*Given records*:
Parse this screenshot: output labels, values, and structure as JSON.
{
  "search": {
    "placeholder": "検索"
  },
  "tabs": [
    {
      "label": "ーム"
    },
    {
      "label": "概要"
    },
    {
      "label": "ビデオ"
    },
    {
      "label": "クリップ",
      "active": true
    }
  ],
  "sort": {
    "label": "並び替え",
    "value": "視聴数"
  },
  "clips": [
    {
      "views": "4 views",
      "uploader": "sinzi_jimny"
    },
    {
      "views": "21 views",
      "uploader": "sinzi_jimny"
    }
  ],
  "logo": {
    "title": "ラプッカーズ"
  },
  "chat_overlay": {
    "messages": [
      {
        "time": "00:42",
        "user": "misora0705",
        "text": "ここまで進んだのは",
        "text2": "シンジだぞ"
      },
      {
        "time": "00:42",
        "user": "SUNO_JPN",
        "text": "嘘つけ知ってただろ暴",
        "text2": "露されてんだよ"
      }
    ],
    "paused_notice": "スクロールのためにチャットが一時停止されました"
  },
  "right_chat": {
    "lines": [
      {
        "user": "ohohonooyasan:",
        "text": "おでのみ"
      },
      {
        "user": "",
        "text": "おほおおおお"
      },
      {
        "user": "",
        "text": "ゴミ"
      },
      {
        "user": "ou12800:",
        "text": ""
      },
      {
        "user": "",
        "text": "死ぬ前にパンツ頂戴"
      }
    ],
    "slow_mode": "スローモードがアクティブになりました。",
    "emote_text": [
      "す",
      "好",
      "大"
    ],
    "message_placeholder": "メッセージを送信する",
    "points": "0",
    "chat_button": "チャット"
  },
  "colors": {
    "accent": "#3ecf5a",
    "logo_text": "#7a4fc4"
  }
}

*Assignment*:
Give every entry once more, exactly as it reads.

*Written reply*:
Parse this screenshot: output labels, values, and structure as JSON.
{
  "search": {
    "placeholder": "検索"
  },
  "tabs": [
    {
      "label": "ーム"
    },
    {
      "label": "概要"
    },
    {
      "label": "ビデオ"
    },
    {
      "label": "クリップ",
      "active": true
    }
  ],
  "sort": {
    "label": "並び替え",
    "value": "視聴数"
  },
  "clips": [
    {
      "views": "4 views",
      "uploader": "sinzi_jimny"
    },
    {
      "views": "21 views",
      "uploader": "sinzi_jimny"
    }
  ],
  "logo": {
    "title": "ラプッカーズ"
  },
  "chat_overlay": {
    "messages": [
      {
        "time": "00:42",
        "user": "misora0705",
        "text": "ここまで進んだのは",
        "text2": "シンジだぞ"
      },
      {
        "time": "00:42",
        "user": "SUNO_JPN",
        "text": "嘘つけ知ってただろ暴",
        "text2": "露されてんだよ"
      }
    ],
    "paused_notice": "スクロールのためにチャットが一時停止されました"
  },
  "right_chat": {
    "lines": [
      {
        "user": "ohohonooyasan:",
        "text": "おでのみ"
      },
      {
        "user": "",
        "text": "おほおおおお"
      },
      {
        "user": "",
        "text": "ゴミ"
      },
      {
        "user": "ou12800:",
        "text": ""
      },
      {
        "user": "",
        "text": "死ぬ前にパンツ頂戴"
      }
    ],
    "slow_mode": "スローモードがアクティブになりました。",
    "emote_text": [
      "す",
      "好",
      "大"
    ],
    "message_placeholder": "メッセージを送信する",
    "points": "0",
    "chat_button": "チャット"
  },
  "colors": {
    "accent": "#3ecf5a",
    "logo_text": "#7a4fc4"
  }
}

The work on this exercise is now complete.